What the task asks
Would you retype the whole listing exactly?

Records shown Block Start

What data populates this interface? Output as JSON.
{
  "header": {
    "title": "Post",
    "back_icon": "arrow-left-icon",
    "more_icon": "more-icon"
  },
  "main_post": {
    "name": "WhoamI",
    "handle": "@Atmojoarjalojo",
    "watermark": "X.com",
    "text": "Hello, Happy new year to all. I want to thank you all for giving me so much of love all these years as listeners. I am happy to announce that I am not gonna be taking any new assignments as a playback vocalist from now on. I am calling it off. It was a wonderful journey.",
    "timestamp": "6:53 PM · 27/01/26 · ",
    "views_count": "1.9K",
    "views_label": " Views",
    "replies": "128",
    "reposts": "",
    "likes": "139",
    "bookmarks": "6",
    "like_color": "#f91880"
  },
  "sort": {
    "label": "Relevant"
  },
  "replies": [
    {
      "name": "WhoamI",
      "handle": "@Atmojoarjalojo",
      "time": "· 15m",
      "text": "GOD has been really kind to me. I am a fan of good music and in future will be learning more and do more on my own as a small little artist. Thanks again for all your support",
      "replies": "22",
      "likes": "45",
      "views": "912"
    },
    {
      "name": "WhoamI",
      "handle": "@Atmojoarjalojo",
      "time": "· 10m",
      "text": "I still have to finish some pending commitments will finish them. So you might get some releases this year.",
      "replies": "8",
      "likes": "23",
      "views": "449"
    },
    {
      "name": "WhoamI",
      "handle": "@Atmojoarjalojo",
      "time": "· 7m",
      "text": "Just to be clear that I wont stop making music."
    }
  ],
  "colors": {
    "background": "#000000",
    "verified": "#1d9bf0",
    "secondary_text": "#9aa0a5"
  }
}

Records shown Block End

Solution to this exercise
What data populates this interface? Output as JSON.
{
  "header": {
    "title": "Post",
    "back_icon": "arrow-left-icon",
    "more_icon": "more-icon"
  },
  "main_post": {
    "name": "WhoamI",
    "handle": "@Atmojoarjalojo",
    "watermark": "X.com",
    "text": "Hello, Happy new year to all. I want to thank you all for giving me so much of love all these years as listeners. I am happy to announce that I am not gonna be taking any new assignments as a playback vocalist from now on. I am calling it off. It was a wonderful journey.",
    "timestamp": "6:53 PM · 27/01/26 · ",
    "views_count": "1.9K",
    "views_label": " Views",
    "replies": "128",
    "reposts": "",
    "likes": "139",
    "bookmarks": "6",
    "like_color": "#f91880"
  },
  "sort": {
    "label": "Relevant"
  },
  "replies": [
    {
      "name": "WhoamI",
      "handle": "@Atmojoarjalojo",
      "time": "· 15m",
      "text": "GOD has been really kind to me. I am a fan of good music and in future will be learning more and do more on my own as a small little artist. Thanks again for all your support",
      "replies": "22",
      "likes": "45",
      "views": "912"
    },
    {
      "name": "WhoamI",
      "handle": "@Atmojoarjalojo",
      "time": "· 10m",
      "text": "I still have to finish some pending commitments will finish them. So you might get some releases this year.",
      "replies": "8",
      "likes": "23",
      "views": "449"
    },
    {
      "name": "WhoamI",
      "handle": "@Atmojoarjalojo",
      "time": "· 7m",
      "text": "Just to be clear that I wont stop making music."
    }
  ],
  "colors": {
    "background": "#000000",
    "verified": "#1d9bf0",
    "secondary_text": "#9aa0a5"
  }
}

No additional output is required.